Collection entries
————————

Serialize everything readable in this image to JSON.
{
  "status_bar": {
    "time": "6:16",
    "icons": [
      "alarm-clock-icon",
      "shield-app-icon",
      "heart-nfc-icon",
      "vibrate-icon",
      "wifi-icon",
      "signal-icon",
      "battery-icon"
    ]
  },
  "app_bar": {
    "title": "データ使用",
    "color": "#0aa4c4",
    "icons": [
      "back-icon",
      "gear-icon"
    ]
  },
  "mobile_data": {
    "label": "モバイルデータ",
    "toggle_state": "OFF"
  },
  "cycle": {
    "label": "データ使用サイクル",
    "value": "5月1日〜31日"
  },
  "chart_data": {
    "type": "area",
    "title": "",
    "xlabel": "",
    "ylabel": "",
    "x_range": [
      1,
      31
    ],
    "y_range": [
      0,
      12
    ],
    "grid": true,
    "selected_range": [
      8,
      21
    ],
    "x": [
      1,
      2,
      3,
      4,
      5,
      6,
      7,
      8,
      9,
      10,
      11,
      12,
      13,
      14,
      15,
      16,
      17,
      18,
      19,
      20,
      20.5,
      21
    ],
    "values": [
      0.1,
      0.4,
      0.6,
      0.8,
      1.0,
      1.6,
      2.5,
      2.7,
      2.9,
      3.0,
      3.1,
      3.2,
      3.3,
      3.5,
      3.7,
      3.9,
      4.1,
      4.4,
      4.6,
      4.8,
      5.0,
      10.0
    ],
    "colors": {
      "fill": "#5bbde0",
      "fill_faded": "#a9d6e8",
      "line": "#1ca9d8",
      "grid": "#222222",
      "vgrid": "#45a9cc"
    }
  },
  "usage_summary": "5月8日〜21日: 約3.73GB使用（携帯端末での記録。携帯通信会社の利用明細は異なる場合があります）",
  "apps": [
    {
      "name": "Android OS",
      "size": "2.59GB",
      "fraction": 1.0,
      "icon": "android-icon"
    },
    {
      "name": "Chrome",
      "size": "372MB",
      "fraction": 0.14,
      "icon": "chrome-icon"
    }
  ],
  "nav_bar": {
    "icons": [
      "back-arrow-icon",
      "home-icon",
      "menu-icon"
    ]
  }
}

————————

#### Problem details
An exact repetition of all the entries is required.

#### Output
Serialize everything readable in this image to JSON.
{
  "status_bar": {
    "time": "6:16",
    "icons": [
      "alarm-clock-icon",
      "shield-app-icon",
      "heart-nfc-icon",
      "vibrate-icon",
      "wifi-icon",
      "signal-icon",
      "battery-icon"
    ]
  },
  "app_bar": {
    "title": "データ使用",
    "color": "#0aa4c4",
    "icons": [
      "back-icon",
      "gear-icon"
    ]
  },
  "mobile_data": {
    "label": "モバイルデータ",
    "toggle_state": "OFF"
  },
  "cycle": {
    "label": "データ使用サイクル",
    "value": "5月1日〜31日"
  },
  "chart_data": {
    "type": "area",
    "title": "",
    "xlabel": "",
    "ylabel": "",
    "x_range": [
      1,
      31
    ],
    "y_range": [
      0,
      12
    ],
    "grid": true,
    "selected_range": [
      8,
      21
    ],
    "x": [
      1,
      2,
      3,
      4,
      5,
      6,
      7,
      8,
      9,
      10,
      11,
      12,
      13,
      14,
      15,
      16,
      17,
      18,
      19,
      20,
      20.5,
      21
    ],
    "values": [
      0.1,
      0.4,
      0.6,
      0.8,
      1.0,
      1.6,
      2.5,
      2.7,
      2.9,
      3.0,
      3.1,
      3.2,
      3.3,
      3.5,
      3.7,
      3.9,
      4.1,
      4.4,
      4.6,
      4.8,
      5.0,
      10.0
    ],
    "colors": {
      "fill": "#5bbde0",
      "fill_faded": "#a9d6e8",
      "line": "#1ca9d8",
      "grid": "#222222",
      "vgrid": "#45a9cc"
    }
  },
  "usage_summary": "5月8日〜21日: 約3.73GB使用（携帯端末での記録。携帯通信会社の利用明細は異なる場合があります）",
  "apps": [
    {
      "name": "Android OS",
      "size": "2.59GB",
      "fraction": 1.0,
      "icon": "android-icon"
    },
    {
      "name": "Chrome",
      "size": "372MB",
      "fraction": 0.14,
      "icon": "chrome-icon"
    }
  ],
  "nav_bar": {
    "icons": [
      "back-arrow-icon",
      "home-icon",
      "menu-icon"
    ]
  }
}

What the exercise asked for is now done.